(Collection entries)
- - -
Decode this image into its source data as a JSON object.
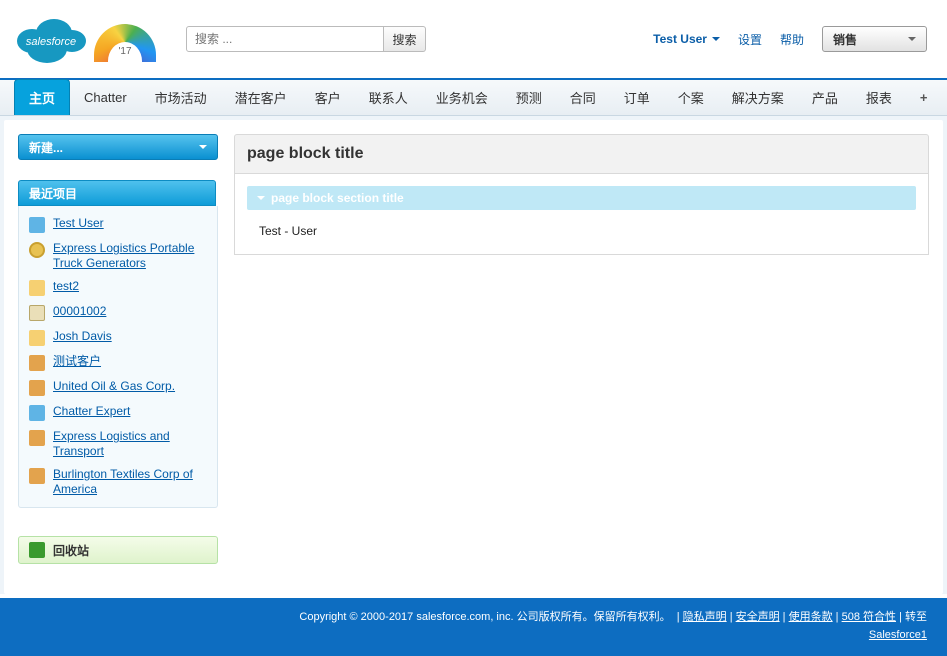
{
  "header": {
    "search_placeholder": "搜索 ...",
    "search_button": "搜索",
    "user_menu": "Test User",
    "settings": "设置",
    "help": "帮助",
    "app_name": "销售"
  },
  "tabs": [
    {
      "label": "主页",
      "active": true
    },
    {
      "label": "Chatter"
    },
    {
      "label": "市场活动"
    },
    {
      "label": "潜在客户"
    },
    {
      "label": "客户"
    },
    {
      "label": "联系人"
    },
    {
      "label": "业务机会"
    },
    {
      "label": "预测"
    },
    {
      "label": "合同"
    },
    {
      "label": "订单"
    },
    {
      "label": "个案"
    },
    {
      "label": "解决方案"
    },
    {
      "label": "产品"
    },
    {
      "label": "报表"
    }
  ],
  "sidebar": {
    "new_button": "新建...",
    "recent_header": "最近项目",
    "recent_items": [
      {
        "label": "Test User",
        "icon": "user"
      },
      {
        "label": "Express Logistics Portable Truck Generators",
        "icon": "opp"
      },
      {
        "label": "test2",
        "icon": "lead"
      },
      {
        "label": "00001002",
        "icon": "contract"
      },
      {
        "label": "Josh Davis",
        "icon": "lead"
      },
      {
        "label": "测试客户",
        "icon": "acct"
      },
      {
        "label": "United Oil & Gas Corp.",
        "icon": "acct"
      },
      {
        "label": "Chatter Expert",
        "icon": "user"
      },
      {
        "label": "Express Logistics and Transport",
        "icon": "acct"
      },
      {
        "label": "Burlington Textiles Corp of America",
        "icon": "acct"
      }
    ],
    "recycle_bin": "回收站"
  },
  "page_block": {
    "title": "page block title",
    "section_title": "page block section title",
    "row_value": "Test - User"
  },
  "footer": {
    "copyright": "Copyright © 2000-2017 salesforce.com, inc. 公司版权所有。保留所有权利。",
    "links": {
      "privacy": "隐私声明",
      "security": "安全声明",
      "terms": "使用条款",
      "accessibility": "508 符合性",
      "switch_prefix": "转至",
      "salesforce1": "Salesforce1"
    }
  }
}
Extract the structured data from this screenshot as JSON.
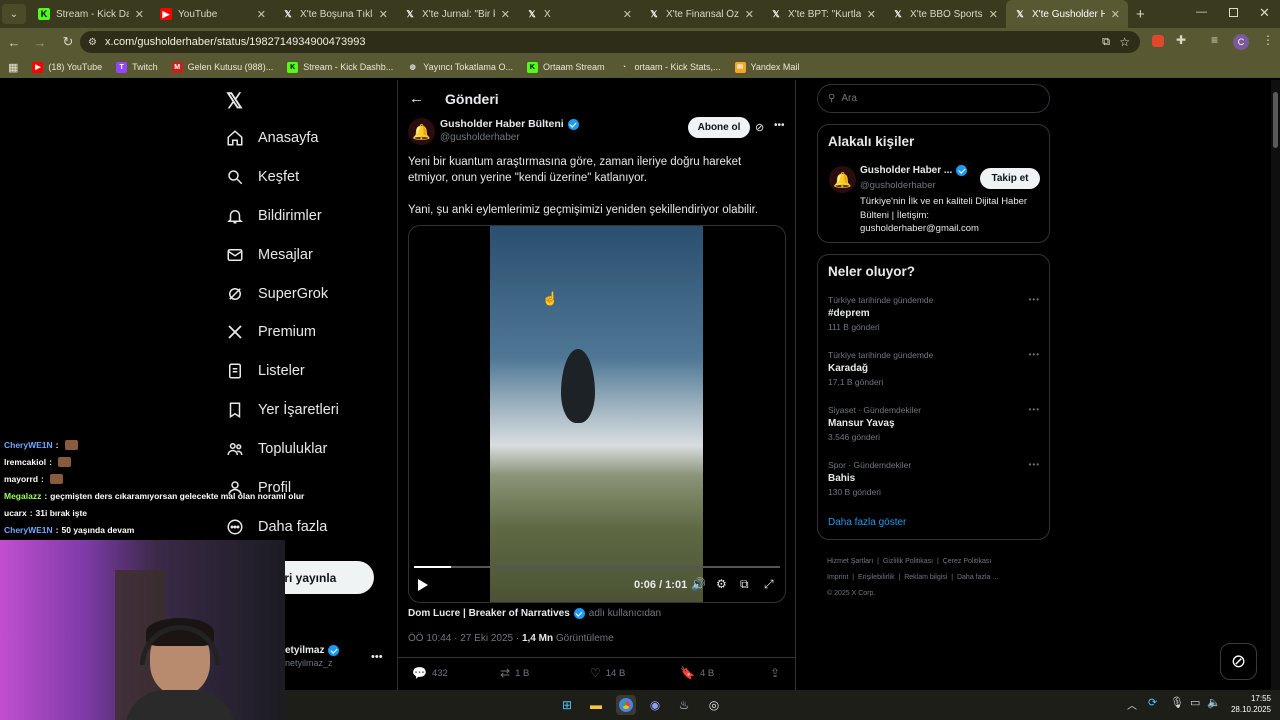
{
  "browser": {
    "tabs": [
      {
        "title": "Stream - Kick Dashbo",
        "icon": "kick-icon",
        "active": false
      },
      {
        "title": "YouTube",
        "icon": "youtube-icon",
        "active": false
      },
      {
        "title": "X'te Boşuna Tıklama:",
        "icon": "x-icon",
        "active": false
      },
      {
        "title": "X'te Jurnal: \"Bir kadın",
        "icon": "x-icon",
        "active": false
      },
      {
        "title": "X",
        "icon": "x-icon",
        "active": false
      },
      {
        "title": "X'te Finansal Özgürlü",
        "icon": "x-icon",
        "active": false
      },
      {
        "title": "X'te BPT: \"Kurtlar Vad",
        "icon": "x-icon",
        "active": false
      },
      {
        "title": "X'te BBO Sports: \"Can",
        "icon": "x-icon",
        "active": false
      },
      {
        "title": "X'te Gusholder Habe",
        "icon": "x-icon",
        "active": true
      }
    ],
    "url": "x.com/gusholderhaber/status/1982714934900473993",
    "profile_letter": "C",
    "bookmarks": [
      {
        "label": "(18) YouTube",
        "icon": "youtube-icon"
      },
      {
        "label": "Twitch",
        "icon": "twitch-icon"
      },
      {
        "label": "Gelen Kutusu (988)...",
        "icon": "mail-icon"
      },
      {
        "label": "Stream - Kick Dashb...",
        "icon": "kick-icon"
      },
      {
        "label": "Yayıncı Tokatlama O...",
        "icon": "globe-icon"
      },
      {
        "label": "Ortaam Stream",
        "icon": "kick-icon"
      },
      {
        "label": "ortaam - Kick Stats,...",
        "icon": "stats-icon"
      },
      {
        "label": "Yandex Mail",
        "icon": "yandex-mail-icon"
      }
    ]
  },
  "nav": {
    "items": [
      {
        "label": "Anasayfa",
        "icon": "home-icon"
      },
      {
        "label": "Keşfet",
        "icon": "search-icon"
      },
      {
        "label": "Bildirimler",
        "icon": "bell-icon"
      },
      {
        "label": "Mesajlar",
        "icon": "mail-icon"
      },
      {
        "label": "SuperGrok",
        "icon": "grok-icon"
      },
      {
        "label": "Premium",
        "icon": "x-icon"
      },
      {
        "label": "Listeler",
        "icon": "list-icon"
      },
      {
        "label": "Yer İşaretleri",
        "icon": "bookmark-icon"
      },
      {
        "label": "Topluluklar",
        "icon": "communities-icon"
      },
      {
        "label": "Profil",
        "icon": "profile-icon"
      },
      {
        "label": "Daha fazla",
        "icon": "more-icon"
      }
    ],
    "post_button": "eri yayınla",
    "account_name": "etyilmaz",
    "account_handle": "netyilmaz_z"
  },
  "post": {
    "header": "Gönderi",
    "author_name": "Gusholder Haber Bülteni",
    "author_handle": "@gusholderhaber",
    "subscribe": "Abone ol",
    "text1": "Yeni bir kuantum araştırmasına göre, zaman ileriye doğru hareket etmiyor, onun yerine \"kendi üzerine\" katlanıyor.",
    "text2": "Yani, şu anki eylemlerimiz geçmişimizi yeniden şekillendiriyor olabilir.",
    "video_time": "0:06 / 1:01",
    "video_progress": 0.1,
    "attribution_name": "Dom Lucre | Breaker of Narratives",
    "attribution_suffix": "adlı kullanıcıdan",
    "timestamp": "ÖÖ 10:44 · 27 Eki 2025 · ",
    "views": "1,4 Mn",
    "views_label": "Görüntüleme",
    "replies": "432",
    "reposts": "1 B",
    "likes": "14 B",
    "bookmarks": "4 B"
  },
  "sidebar": {
    "search_placeholder": "Ara",
    "related_title": "Alakalı kişiler",
    "related_name": "Gusholder Haber ...",
    "related_handle": "@gusholderhaber",
    "related_bio": "Türkiye'nin İlk ve en kaliteli Dijital Haber Bülteni | İletişim: gusholderhaber@gmail.com",
    "follow": "Takip et",
    "trends_title": "Neler oluyor?",
    "trends": [
      {
        "context": "Türkiye tarihinde gündemde",
        "title": "#deprem",
        "count": "111 B gönderi"
      },
      {
        "context": "Türkiye tarihinde gündemde",
        "title": "Karadağ",
        "count": "17,1 B gönderi"
      },
      {
        "context": "Siyaset · Gündemdekiler",
        "title": "Mansur Yavaş",
        "count": "3.546 gönderi"
      },
      {
        "context": "Spor · Gündemdekiler",
        "title": "Bahis",
        "count": "130 B gönderi"
      }
    ],
    "show_more": "Daha fazla göster",
    "footer_links": [
      "Hizmet Şartları",
      "Gizlilik Politikası",
      "Çerez Politikası",
      "Imprint",
      "Erişilebilirlik",
      "Reklam bilgisi",
      "Daha fazla ..."
    ],
    "copyright": "© 2025 X Corp."
  },
  "chat": [
    {
      "user": "CheryWE1N",
      "message": "",
      "color": "#6fa8ff"
    },
    {
      "user": "lremcakiol",
      "message": "",
      "color": "#ffffff"
    },
    {
      "user": "mayorrd",
      "message": "",
      "color": "#ffffff"
    },
    {
      "user": "Megalazz",
      "message": "geçmişten ders cıkaramıyorsan gelecekte mal olan noraml olur",
      "color": "#9cff5a"
    },
    {
      "user": "ucarx",
      "message": "31i bırak işte",
      "color": "#ffffff"
    },
    {
      "user": "CheryWE1N",
      "message": "50 yaşında devam",
      "color": "#6fa8ff"
    }
  ],
  "taskbar": {
    "time": "17:55",
    "date": "28.10.2025"
  }
}
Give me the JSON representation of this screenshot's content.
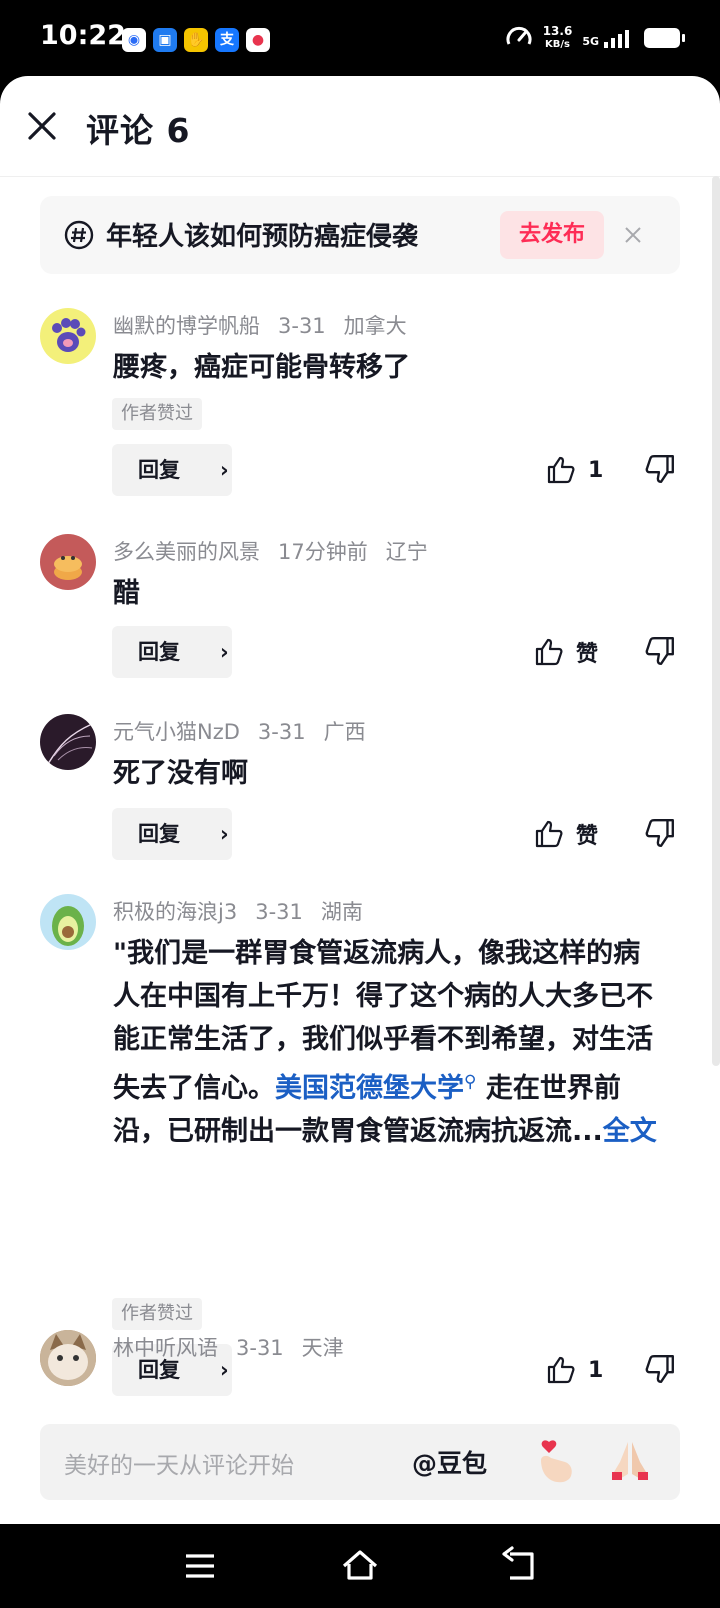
{
  "status_bar": {
    "time": "10:22",
    "speed_value": "13.6",
    "speed_unit": "KB/s",
    "network": "5G"
  },
  "header": {
    "title": "评论 6"
  },
  "topic": {
    "text": "年轻人该如何预防癌症侵袭",
    "button_label": "去发布"
  },
  "comments": [
    {
      "username": "幽默的博学帆船",
      "date": "3-31",
      "location": "加拿大",
      "text": "腰疼，癌症可能骨转移了",
      "badge": "作者赞过",
      "reply_label": "回复",
      "like_label": "1"
    },
    {
      "username": "多么美丽的风景",
      "date": "17分钟前",
      "location": "辽宁",
      "text": "醋",
      "reply_label": "回复",
      "like_label": "赞"
    },
    {
      "username": "元气小猫NzD",
      "date": "3-31",
      "location": "广西",
      "text": "死了没有啊",
      "reply_label": "回复",
      "like_label": "赞"
    },
    {
      "username": "积极的海浪j3",
      "date": "3-31",
      "location": "湖南",
      "text_part1": "\"我们是一群胃食管返流病人，像我这样的病人在中国有上千万！得了这个病的人大多已不能正常生活了，我们似乎看不到希望，对生活失去了信心。",
      "link_text": "美国范德堡大学",
      "text_part2": " 走在世界前沿，已研制出一款胃食管返流病抗返流...",
      "full_text_link": "全文",
      "badge": "作者赞过",
      "reply_label": "回复",
      "like_label": "1"
    },
    {
      "username": "林中听风语",
      "date": "3-31",
      "location": "天津"
    }
  ],
  "input_bar": {
    "placeholder": "美好的一天从评论开始",
    "mention": "@豆包"
  },
  "colors": {
    "accent": "#fe2c55",
    "link": "#1b5fc4",
    "muted": "#8a8b91"
  }
}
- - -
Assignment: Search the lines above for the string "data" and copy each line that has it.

Task result:
Decode this image into its source data as a JSON object.
Extract the structured data from this screenshot as JSON.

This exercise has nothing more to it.